| How to complete this task |
How many lines in the records below contain the word "name"? Answer with the number and nothing else.

| Records to use |
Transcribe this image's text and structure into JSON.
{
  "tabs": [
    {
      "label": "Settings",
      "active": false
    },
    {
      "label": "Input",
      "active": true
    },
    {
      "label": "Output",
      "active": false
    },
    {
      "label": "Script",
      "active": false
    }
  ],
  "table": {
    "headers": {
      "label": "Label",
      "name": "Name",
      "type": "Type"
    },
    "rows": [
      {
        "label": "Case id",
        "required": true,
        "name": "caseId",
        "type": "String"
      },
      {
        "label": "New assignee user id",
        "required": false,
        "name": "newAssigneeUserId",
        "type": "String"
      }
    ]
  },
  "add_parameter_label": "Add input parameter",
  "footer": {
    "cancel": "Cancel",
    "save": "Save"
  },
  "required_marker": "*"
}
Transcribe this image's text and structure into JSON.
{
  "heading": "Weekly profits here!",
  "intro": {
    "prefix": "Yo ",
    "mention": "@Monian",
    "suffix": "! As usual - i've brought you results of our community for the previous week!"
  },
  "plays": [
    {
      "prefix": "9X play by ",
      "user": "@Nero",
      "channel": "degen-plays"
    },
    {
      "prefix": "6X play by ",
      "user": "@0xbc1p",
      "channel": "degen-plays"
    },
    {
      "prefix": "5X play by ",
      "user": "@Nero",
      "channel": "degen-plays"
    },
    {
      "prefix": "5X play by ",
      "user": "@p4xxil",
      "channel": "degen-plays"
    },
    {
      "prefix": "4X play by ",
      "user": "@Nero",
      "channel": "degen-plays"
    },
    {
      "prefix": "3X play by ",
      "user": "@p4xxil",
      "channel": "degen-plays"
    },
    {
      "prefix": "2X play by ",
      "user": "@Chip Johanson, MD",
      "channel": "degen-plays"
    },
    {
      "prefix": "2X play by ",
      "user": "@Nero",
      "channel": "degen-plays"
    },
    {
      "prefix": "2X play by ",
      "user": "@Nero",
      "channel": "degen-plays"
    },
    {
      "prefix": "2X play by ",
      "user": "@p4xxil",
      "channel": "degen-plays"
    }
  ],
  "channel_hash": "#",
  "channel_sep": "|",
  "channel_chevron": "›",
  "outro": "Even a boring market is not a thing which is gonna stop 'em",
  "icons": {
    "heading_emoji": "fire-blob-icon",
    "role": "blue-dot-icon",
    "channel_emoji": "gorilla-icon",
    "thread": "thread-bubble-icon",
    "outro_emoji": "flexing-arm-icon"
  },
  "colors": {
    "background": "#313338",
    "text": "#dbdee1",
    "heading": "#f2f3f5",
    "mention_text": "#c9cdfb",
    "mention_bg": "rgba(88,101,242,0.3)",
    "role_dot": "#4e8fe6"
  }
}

| Written solution |
3